> Listed records:
+ + +
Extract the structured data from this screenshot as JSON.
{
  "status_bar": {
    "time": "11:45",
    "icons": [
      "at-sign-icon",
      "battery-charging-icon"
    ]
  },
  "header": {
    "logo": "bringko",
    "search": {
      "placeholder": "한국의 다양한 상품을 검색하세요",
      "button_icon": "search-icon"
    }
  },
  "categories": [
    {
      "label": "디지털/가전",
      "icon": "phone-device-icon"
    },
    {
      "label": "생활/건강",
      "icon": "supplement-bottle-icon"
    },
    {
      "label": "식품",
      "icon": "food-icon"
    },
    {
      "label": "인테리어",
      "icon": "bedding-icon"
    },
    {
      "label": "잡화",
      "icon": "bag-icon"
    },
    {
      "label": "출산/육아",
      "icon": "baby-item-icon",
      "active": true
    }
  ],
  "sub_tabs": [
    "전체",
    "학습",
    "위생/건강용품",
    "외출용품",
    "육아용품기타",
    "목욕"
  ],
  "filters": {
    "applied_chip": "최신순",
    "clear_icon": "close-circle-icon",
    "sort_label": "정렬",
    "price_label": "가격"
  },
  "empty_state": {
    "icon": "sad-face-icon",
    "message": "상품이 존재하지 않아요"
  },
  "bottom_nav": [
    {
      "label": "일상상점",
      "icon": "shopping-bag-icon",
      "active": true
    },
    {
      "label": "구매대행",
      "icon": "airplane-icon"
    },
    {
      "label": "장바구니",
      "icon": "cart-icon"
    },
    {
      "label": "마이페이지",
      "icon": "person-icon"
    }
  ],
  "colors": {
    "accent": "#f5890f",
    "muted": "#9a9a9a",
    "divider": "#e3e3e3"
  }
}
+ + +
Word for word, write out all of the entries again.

Extract the structured data from this screenshot as JSON.
{
  "status_bar": {
    "time": "11:45",
    "icons": [
      "at-sign-icon",
      "battery-charging-icon"
    ]
  },
  "header": {
    "logo": "bringko",
    "search": {
      "placeholder": "한국의 다양한 상품을 검색하세요",
      "button_icon": "search-icon"
    }
  },
  "categories": [
    {
      "label": "디지털/가전",
      "icon": "phone-device-icon"
    },
    {
      "label": "생활/건강",
      "icon": "supplement-bottle-icon"
    },
    {
      "label": "식품",
      "icon": "food-icon"
    },
    {
      "label": "인테리어",
      "icon": "bedding-icon"
    },
    {
      "label": "잡화",
      "icon": "bag-icon"
    },
    {
      "label": "출산/육아",
      "icon": "baby-item-icon",
      "active": true
    }
  ],
  "sub_tabs": [
    "전체",
    "학습",
    "위생/건강용품",
    "외출용품",
    "육아용품기타",
    "목욕"
  ],
  "filters": {
    "applied_chip": "최신순",
    "clear_icon": "close-circle-icon",
    "sort_label": "정렬",
    "price_label": "가격"
  },
  "empty_state": {
    "icon": "sad-face-icon",
    "message": "상품이 존재하지 않아요"
  },
  "bottom_nav": [
    {
      "label": "일상상점",
      "icon": "shopping-bag-icon",
      "active": true
    },
    {
      "label": "구매대행",
      "icon": "airplane-icon"
    },
    {
      "label": "장바구니",
      "icon": "cart-icon"
    },
    {
      "label": "마이페이지",
      "icon": "person-icon"
    }
  ],
  "colors": {
    "accent": "#f5890f",
    "muted": "#9a9a9a",
    "divider": "#e3e3e3"
  }
}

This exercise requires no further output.